Every line of the material that follows must be printed again exactly.

= Beginning of Section =

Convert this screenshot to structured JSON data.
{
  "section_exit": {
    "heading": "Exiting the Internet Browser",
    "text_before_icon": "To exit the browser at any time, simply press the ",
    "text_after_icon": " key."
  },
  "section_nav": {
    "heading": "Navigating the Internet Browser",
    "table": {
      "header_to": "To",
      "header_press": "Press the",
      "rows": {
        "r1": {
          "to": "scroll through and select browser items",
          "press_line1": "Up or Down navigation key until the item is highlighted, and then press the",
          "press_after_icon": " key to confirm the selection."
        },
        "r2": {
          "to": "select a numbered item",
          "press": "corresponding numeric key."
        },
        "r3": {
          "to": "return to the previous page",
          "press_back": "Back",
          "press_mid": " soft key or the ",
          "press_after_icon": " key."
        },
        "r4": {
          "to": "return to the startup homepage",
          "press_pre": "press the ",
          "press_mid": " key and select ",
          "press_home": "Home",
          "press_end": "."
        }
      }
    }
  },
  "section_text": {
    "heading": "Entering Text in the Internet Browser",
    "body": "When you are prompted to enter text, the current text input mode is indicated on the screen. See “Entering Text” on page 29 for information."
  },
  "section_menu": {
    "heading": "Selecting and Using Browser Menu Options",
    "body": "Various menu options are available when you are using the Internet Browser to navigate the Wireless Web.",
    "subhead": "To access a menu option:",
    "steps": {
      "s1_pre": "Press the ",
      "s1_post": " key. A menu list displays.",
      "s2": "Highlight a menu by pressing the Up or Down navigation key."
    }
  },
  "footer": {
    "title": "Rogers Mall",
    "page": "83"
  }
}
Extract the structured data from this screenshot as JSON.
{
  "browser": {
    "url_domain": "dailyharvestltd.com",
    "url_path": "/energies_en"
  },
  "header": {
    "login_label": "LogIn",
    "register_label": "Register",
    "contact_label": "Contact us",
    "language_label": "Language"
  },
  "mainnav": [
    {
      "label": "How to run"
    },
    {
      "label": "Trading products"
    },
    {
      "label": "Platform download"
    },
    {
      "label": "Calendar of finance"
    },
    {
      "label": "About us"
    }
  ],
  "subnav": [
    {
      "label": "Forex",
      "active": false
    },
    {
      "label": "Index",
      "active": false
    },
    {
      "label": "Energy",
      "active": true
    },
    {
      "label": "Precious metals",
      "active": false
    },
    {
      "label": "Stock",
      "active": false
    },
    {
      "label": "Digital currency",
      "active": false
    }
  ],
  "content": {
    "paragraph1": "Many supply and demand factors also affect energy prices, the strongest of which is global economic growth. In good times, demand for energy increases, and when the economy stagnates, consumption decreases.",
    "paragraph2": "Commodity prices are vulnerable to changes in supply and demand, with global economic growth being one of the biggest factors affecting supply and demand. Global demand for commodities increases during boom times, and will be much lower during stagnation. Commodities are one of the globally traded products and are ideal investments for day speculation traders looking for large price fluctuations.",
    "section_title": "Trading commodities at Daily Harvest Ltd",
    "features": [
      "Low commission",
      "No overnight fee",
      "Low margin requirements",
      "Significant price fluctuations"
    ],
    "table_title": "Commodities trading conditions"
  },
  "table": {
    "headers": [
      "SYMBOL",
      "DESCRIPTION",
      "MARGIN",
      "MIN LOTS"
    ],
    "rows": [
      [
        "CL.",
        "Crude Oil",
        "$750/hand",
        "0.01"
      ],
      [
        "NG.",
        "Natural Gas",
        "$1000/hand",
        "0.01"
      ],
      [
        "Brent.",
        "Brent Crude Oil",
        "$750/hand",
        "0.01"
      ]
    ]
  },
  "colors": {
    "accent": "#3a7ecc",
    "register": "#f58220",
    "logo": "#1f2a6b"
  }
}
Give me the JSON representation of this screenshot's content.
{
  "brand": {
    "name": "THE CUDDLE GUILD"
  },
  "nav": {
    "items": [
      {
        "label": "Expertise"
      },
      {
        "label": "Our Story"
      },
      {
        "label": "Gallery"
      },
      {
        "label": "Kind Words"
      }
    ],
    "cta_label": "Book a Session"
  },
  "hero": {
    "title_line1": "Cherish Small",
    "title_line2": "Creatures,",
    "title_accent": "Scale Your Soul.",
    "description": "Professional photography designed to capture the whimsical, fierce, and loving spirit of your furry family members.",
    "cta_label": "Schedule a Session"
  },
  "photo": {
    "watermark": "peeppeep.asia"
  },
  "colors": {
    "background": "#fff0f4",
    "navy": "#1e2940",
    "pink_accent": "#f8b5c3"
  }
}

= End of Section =

Worked solution —
Convert this screenshot to structured JSON data.
{
  "section_exit": {
    "heading": "Exiting the Internet Browser",
    "text_before_icon": "To exit the browser at any time, simply press the ",
    "text_after_icon": " key."
  },
  "section_nav": {
    "heading": "Navigating the Internet Browser",
    "table": {
      "header_to": "To",
      "header_press": "Press the",
      "rows": {
        "r1": {
          "to": "scroll through and select browser items",
          "press_line1": "Up or Down navigation key until the item is highlighted, and then press the",
          "press_after_icon": " key to confirm the selection."
        },
        "r2": {
          "to": "select a numbered item",
          "press": "corresponding numeric key."
        },
        "r3": {
          "to": "return to the previous page",
          "press_back": "Back",
          "press_mid": " soft key or the ",
          "press_after_icon": " key."
        },
        "r4": {
          "to": "return to the startup homepage",
          "press_pre": "press the ",
          "press_mid": " key and select ",
          "press_home": "Home",
          "press_end": "."
        }
      }
    }
  },
  "section_text": {
    "heading": "Entering Text in the Internet Browser",
    "body": "When you are prompted to enter text, the current text input mode is indicated on the screen. See “Entering Text” on page 29 for information."
  },
  "section_menu": {
    "heading": "Selecting and Using Browser Menu Options",
    "body": "Various menu options are available when you are using the Internet Browser to navigate the Wireless Web.",
    "subhead": "To access a menu option:",
    "steps": {
      "s1_pre": "Press the ",
      "s1_post": " key. A menu list displays.",
      "s2": "Highlight a menu by pressing the Up or Down navigation key."
    }
  },
  "footer": {
    "title": "Rogers Mall",
    "page": "83"
  }
}
Extract the structured data from this screenshot as JSON.
{
  "browser": {
    "url_domain": "dailyharvestltd.com",
    "url_path": "/energies_en"
  },
  "header": {
    "login_label": "LogIn",
    "register_label": "Register",
    "contact_label": "Contact us",
    "language_label": "Language"
  },
  "mainnav": [
    {
      "label": "How to run"
    },
    {
      "label": "Trading products"
    },
    {
      "label": "Platform download"
    },
    {
      "label": "Calendar of finance"
    },
    {
      "label": "About us"
    }
  ],
  "subnav": [
    {
      "label": "Forex",
      "active": false
    },
    {
      "label": "Index",
      "active": false
    },
    {
      "label": "Energy",
      "active": true
    },
    {
      "label": "Precious metals",
      "active": false
    },
    {
      "label": "Stock",
      "active": false
    },
    {
      "label": "Digital currency",
      "active": false
    }
  ],
  "content": {
    "paragraph1": "Many supply and demand factors also affect energy prices, the strongest of which is global economic growth. In good times, demand for energy increases, and when the economy stagnates, consumption decreases.",
    "paragraph2": "Commodity prices are vulnerable to changes in supply and demand, with global economic growth being one of the biggest factors affecting supply and demand. Global demand for commodities increases during boom times, and will be much lower during stagnation. Commodities are one of the globally traded products and are ideal investments for day speculation traders looking for large price fluctuations.",
    "section_title": "Trading commodities at Daily Harvest Ltd",
    "features": [
      "Low commission",
      "No overnight fee",
      "Low margin requirements",
      "Significant price fluctuations"
    ],
    "table_title": "Commodities trading conditions"
  },
  "table": {
    "headers": [
      "SYMBOL",
      "DESCRIPTION",
      "MARGIN",
      "MIN LOTS"
    ],
    "rows": [
      [
        "CL.",
        "Crude Oil",
        "$750/hand",
        "0.01"
      ],
      [
        "NG.",
        "Natural Gas",
        "$1000/hand",
        "0.01"
      ],
      [
        "Brent.",
        "Brent Crude Oil",
        "$750/hand",
        "0.01"
      ]
    ]
  },
  "colors": {
    "accent": "#3a7ecc",
    "register": "#f58220",
    "logo": "#1f2a6b"
  }
}
Give me the JSON representation of this screenshot's content.
{
  "brand": {
    "name": "THE CUDDLE GUILD"
  },
  "nav": {
    "items": [
      {
        "label": "Expertise"
      },
      {
        "label": "Our Story"
      },
      {
        "label": "Gallery"
      },
      {
        "label": "Kind Words"
      }
    ],
    "cta_label": "Book a Session"
  },
  "hero": {
    "title_line1": "Cherish Small",
    "title_line2": "Creatures,",
    "title_accent": "Scale Your Soul.",
    "description": "Professional photography designed to capture the whimsical, fierce, and loving spirit of your furry family members.",
    "cta_label": "Schedule a Session"
  },
  "photo": {
    "watermark": "peeppeep.asia"
  },
  "colors": {
    "background": "#fff0f4",
    "navy": "#1e2940",
    "pink_accent": "#f8b5c3"
  }
}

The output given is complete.